Jazz guitarist Pat Metheny has slammed soccer moms' favorite Kenny G by saying he "plays the dumbest music on the planet" and threatening to wrap a guitar around his head. Metheny had been explaining comments he made during a Polish TV special. Metheny had asked an audience of children to prize legends like John Coltrane over the shopping-mall-friendly, shaggy-haired saxman G.
Metheny said on his Web site that he told the kids "not to get confused by the sometimes overwhelming volume of music that falls under the jazz umbrella ... I went on to say that I think, for instance, 'Kenny G plays the dumbest music on the planet' - something that all 8- to 11-year [old] kids on the planet already intrinsically know."
After this posting on his Web site, Metheny was asked by users to explain himself further. He didn't hold back. Particular ire was reserved for 1999's "What a Wonderful World," an electronically engineered duet between G and the long-dead jazz giant Louis Armstrong. Metheny dismissed the track as "musical necrophilia." But he was just getting started. What comes next is not for the fainthearted.

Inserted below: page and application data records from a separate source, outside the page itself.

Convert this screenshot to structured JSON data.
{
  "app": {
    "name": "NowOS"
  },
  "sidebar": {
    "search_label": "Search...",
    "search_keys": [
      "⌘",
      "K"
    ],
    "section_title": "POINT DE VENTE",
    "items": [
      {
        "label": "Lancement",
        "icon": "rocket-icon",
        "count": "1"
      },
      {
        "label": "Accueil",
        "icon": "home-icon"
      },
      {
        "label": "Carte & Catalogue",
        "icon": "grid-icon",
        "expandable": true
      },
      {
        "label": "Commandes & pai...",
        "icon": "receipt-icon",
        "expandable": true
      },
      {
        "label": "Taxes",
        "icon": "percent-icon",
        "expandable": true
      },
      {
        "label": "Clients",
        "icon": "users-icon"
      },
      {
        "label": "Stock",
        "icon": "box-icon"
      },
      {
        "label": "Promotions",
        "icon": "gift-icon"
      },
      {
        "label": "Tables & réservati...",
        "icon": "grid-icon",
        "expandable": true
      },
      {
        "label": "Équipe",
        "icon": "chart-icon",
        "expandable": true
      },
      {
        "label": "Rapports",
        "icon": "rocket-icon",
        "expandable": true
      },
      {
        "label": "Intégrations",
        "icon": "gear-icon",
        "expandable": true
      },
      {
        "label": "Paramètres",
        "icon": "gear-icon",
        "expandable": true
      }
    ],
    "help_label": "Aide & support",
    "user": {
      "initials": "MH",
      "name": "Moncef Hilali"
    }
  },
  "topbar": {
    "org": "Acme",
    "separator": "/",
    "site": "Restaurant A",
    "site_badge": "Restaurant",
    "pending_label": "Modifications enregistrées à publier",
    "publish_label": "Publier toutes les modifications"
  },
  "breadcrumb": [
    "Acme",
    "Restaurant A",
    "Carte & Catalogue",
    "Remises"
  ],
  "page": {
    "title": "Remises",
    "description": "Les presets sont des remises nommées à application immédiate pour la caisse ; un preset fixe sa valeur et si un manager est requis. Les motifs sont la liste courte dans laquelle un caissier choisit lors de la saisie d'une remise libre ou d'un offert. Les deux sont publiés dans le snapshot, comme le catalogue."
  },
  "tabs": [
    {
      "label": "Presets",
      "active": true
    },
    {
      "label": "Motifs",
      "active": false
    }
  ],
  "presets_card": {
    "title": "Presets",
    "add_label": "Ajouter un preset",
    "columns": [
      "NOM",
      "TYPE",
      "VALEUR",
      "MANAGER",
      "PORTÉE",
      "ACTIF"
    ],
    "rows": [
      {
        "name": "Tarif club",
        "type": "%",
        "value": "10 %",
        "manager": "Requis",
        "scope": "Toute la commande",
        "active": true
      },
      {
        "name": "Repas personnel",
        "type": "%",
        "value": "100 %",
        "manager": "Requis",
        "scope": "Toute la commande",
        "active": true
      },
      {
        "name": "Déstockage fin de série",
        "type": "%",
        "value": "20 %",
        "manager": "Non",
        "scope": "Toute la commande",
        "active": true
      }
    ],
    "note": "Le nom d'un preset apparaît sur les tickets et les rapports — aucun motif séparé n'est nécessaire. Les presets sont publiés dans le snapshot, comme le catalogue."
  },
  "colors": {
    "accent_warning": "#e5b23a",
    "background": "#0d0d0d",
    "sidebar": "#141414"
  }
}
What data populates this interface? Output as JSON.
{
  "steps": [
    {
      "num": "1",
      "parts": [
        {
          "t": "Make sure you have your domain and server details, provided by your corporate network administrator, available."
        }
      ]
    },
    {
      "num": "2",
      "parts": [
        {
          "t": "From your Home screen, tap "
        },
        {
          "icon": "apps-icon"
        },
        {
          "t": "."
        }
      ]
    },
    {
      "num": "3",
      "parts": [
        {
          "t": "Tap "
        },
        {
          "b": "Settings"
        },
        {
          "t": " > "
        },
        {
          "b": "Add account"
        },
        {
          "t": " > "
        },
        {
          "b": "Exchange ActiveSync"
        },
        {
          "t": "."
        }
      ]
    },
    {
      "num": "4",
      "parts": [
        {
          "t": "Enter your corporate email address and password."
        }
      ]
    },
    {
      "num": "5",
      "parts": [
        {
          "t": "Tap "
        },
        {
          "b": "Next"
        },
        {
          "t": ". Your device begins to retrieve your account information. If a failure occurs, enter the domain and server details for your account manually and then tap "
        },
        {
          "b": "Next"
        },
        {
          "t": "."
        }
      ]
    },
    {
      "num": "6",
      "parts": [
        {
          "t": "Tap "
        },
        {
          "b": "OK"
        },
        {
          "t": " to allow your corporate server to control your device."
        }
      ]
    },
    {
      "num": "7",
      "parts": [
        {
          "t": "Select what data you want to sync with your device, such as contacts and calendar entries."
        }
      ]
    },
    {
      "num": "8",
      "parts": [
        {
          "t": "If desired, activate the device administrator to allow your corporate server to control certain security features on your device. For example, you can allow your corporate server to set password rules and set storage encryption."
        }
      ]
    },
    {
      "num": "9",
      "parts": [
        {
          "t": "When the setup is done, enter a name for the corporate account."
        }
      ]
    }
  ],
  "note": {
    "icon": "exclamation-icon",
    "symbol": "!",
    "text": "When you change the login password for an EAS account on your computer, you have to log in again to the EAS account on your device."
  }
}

"When Kenny G decided that it was appropriate for him to defile the music of the man who is probably the greatest jazz musician that has ever lived by spewing his lame-ass, jive, pseudo bluesy, out-of-tune, noodling, wimped out, f*cked up playing all over one of the great Louis's tracks (even one of his lesser ones), he did something that I would not have imagined possible. He, in one move, through his unbelievably pretentious and calloused [sic] musical decision to embark on this most cynical of musical paths, sh*t all over the graves of all the musicians past and present who have risked their lives by going out there on the road for years and years, developing their own music inspired by the standards of grace that Louis Armstrong brought to every single note he played over an amazing lifetime as a musician. By disrespecting Louis, his legacy and by default, everyone who has ever tried to do something positive with improvised music and what it can be, Kenny G has created a new low point in modern culture - something that we all should be totally embarrassed about - and afraid of."
You might want to go and lie down now.
Metheny concluded by swearing to deliver a beat-down on Kenny G if he saw him again. "Everything I said here is exactly the same as what I would say to Gorelick [Kenny's real last name - Ed.] if I ever saw him in person. And if I ever DO see him anywhere, at any function - he WILL get a piece of my mind and (maybe a guitar wrapped around his head.)" The punctuation is all Metheny's own.
VH1.com asks that Pat not waste a perfectly good guitar on G. And we also warn him that sometimes threatening to physically deal with a musician doesn't always pan out in practice, as we discovered when we once passed Dave Stewart on the street.
Although Metheny even went so far as to demand a boycott of Kenny G, he seemed to have cooled down over the weekend. As message boards at his Web site spilled over with debate at his remarks, he admitted, "I underestimated the impact/interest that a negative public comment, even on an obscure corner of the Web, can manifest."
During his career, Metheny has won 13 Grammy Awards for his instrumental performances and compositions like 1990's "Change of Heart." Kenny G, on the other hand, has only a single Grammy on his mantelpiece. He won Best Instrumental Composition in 1993 for "Forever in Love." He shouldn't be too worried, though. G's 1999 release Faith was one of the holiday season's best-selling albums.